The Residency Training Program in the UC Davis Eye Center at the University of California, Davis has developed into one of the premier training programs in the country. This is due to dedicated faculty, outstanding facilities, and early and intensive surgical training.
This training is designed to produce mature, well-rounded, surgically outstanding comprehensive ophthalmologists who are well prepared for independent practice or further subspecialty training.
Residents from the program graduate with a very diverse surgical experience and are typically in the 95th percentile or higher in surgical volume. Based on the prime importance of one-to-one teaching, each resident is given the opportunity to work closely with faculty in all areas of general and subspecialty ophthalmology and, in addition, is provided opportunities for independent management and decision making.
The program provides the resident interested in either full-time clinical ophthalmology or clinical/academic ophthalmology with the opportunity to flourish in an atmosphere which is both rich clinically as well as concerned with the educational development of the resident in training.
The ophthalmology residency training program, initiated in 1970 at the University of California, Davis, is a fully accredited, three-year multifaceted educational program that successfully integrates clinical, didactic and research experiences. Four residents are accepted each academic year beginning July 1. Emphasis is placed on the acquisition of broad clinical experience in general ophthalmology as well as exposure to a variety of subspecialty areas in ophthalmology.

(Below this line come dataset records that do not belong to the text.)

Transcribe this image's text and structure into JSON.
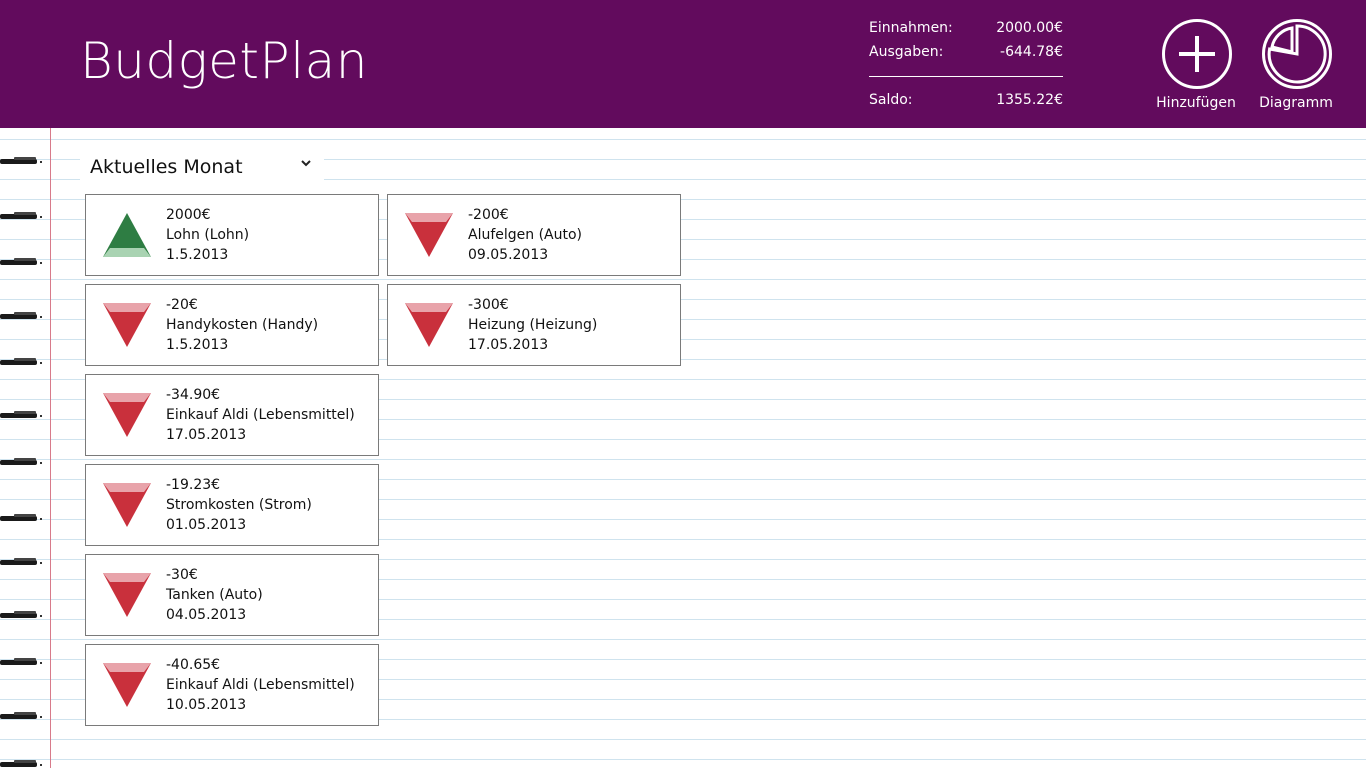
{
  "app": {
    "title": "BudgetPlan"
  },
  "summary": {
    "income_label": "Einnahmen:",
    "income_value": "2000.00€",
    "expenses_label": "Ausgaben:",
    "expenses_value": "-644.78€",
    "balance_label": "Saldo:",
    "balance_value": "1355.22€"
  },
  "actions": {
    "add_label": "Hinzufügen",
    "chart_label": "Diagramm"
  },
  "filter": {
    "selected": "Aktuelles Monat"
  },
  "colors": {
    "header_bg": "#620b5d",
    "income_icon": "#2e7d43",
    "expense_icon": "#c9303c"
  },
  "entries": [
    {
      "type": "income",
      "icon": "arrow-up-icon",
      "amount": "2000€",
      "title": "Lohn (Lohn)",
      "date": "1.5.2013"
    },
    {
      "type": "expense",
      "icon": "arrow-down-icon",
      "amount": "-200€",
      "title": "Alufelgen (Auto)",
      "date": "09.05.2013"
    },
    {
      "type": "expense",
      "icon": "arrow-down-icon",
      "amount": "-20€",
      "title": "Handykosten (Handy)",
      "date": "1.5.2013"
    },
    {
      "type": "expense",
      "icon": "arrow-down-icon",
      "amount": "-300€",
      "title": "Heizung (Heizung)",
      "date": "17.05.2013"
    },
    {
      "type": "expense",
      "icon": "arrow-down-icon",
      "amount": "-34.90€",
      "title": "Einkauf Aldi (Lebensmittel)",
      "date": "17.05.2013"
    },
    {
      "type": "expense",
      "icon": "arrow-down-icon",
      "amount": "-19.23€",
      "title": "Stromkosten (Strom)",
      "date": "01.05.2013"
    },
    {
      "type": "expense",
      "icon": "arrow-down-icon",
      "amount": "-30€",
      "title": "Tanken (Auto)",
      "date": "04.05.2013"
    },
    {
      "type": "expense",
      "icon": "arrow-down-icon",
      "amount": "-40.65€",
      "title": "Einkauf Aldi (Lebensmittel)",
      "date": "10.05.2013"
    }
  ]
}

The UC Davis Eye Center’s primary site is located in a state-of-the-art multi-specialty outpatient clinic in Sacramento, along with other School of Medicine clinics and academic offices. This facility provides a spacious, modern, and well-equipped ophthalmic testing service for both university and referral patients. In this setting, residents are able to manage a wide variety of clinical eye disorders under the direct supervision and close working relationship with members of the faculty of the UC Davis Eye Center. In addition to the clinical areas, the professional suite houses departmental offices and conference facilities together with research space for clinical trials, a visual field reading center and an advanced retinal imaging laboratory. Other clinical facilities are located at a satellite clinic in Sacramento, within a 10 minute drive from the primary site.
The primary teaching hospital is the University-owned, UC Davis Medical Center in Sacramento, California. In addition, we are one of the few programs in the country to have two outstanding VA facilities. Residents rotate through the Veterans Administration Medical Center in nearby Martinez, California, as well as the Mather Veterans Administration Medical Center in Sacramento. During the absence of full-time faculty residents also spend time working with volunteer clinical faculty in private and HMO settings, providing exposure to a variety of practice settings.
Through its medical group locations, the UC Davis Health System serves patients throughout the Sacramento region, the San Joaquin Valley, Nevada, and north to the Oregon border. This assures a large number and variety of patients not seen in programs isolated to much smaller areas or single cities. As the UC Davis Health System is a Level I Trauma Center, residents are exposed to a wide variety of traumatic eye injuries. Sacramento, which has been rated as the most ethnically diverse city in the United States, provides a huge variety of pathology essential to a well-rounded ophthalmic education. Due to the limited number of subspecialty fellows, resident education is not hampered but enhanced by the additional interaction.
Early surgical training is a cornerstone of the UC Davis residency program. Surgical orientation begins in the first week with an introduction to ophthalmic instruments, microscope use, and basic surgical techniques. During the first year of comprehensive ophthalmology rotations, the resident begins learning intraocular skills in a stepwise fashion, beginning with wound construction, lens implantation and capsulorhexis. By the completion of the first year, the resident has completed as many as 19 cataract surgeries as primary surgeon, with virtually all of these performed via a clear corneal approach with topical anesthesia.
With this strong foundation in ophthalmic surgery, the resident is well prepared for his/her second year, which includes three months at the Mather VA hospital. Here the resident will refine his/her skills in both cataract and glaucoma surgery under the direct supervision of the VA faculty. The VA setting provides a wealth of surgical pathology during the third year, with the resident perfecting cataract surgery techniques as well as expanding surgical skills in the areas of Refractive surgery.
In the third year the resident spends three months each rotating at the Martinez VA, the Oculoplastics Service, the Vitreo-Retinal Service and serving as Chief Resident. Some of our residents have graduated with the highest surgical volume in the country, with most ranging in the 93-97th percentile.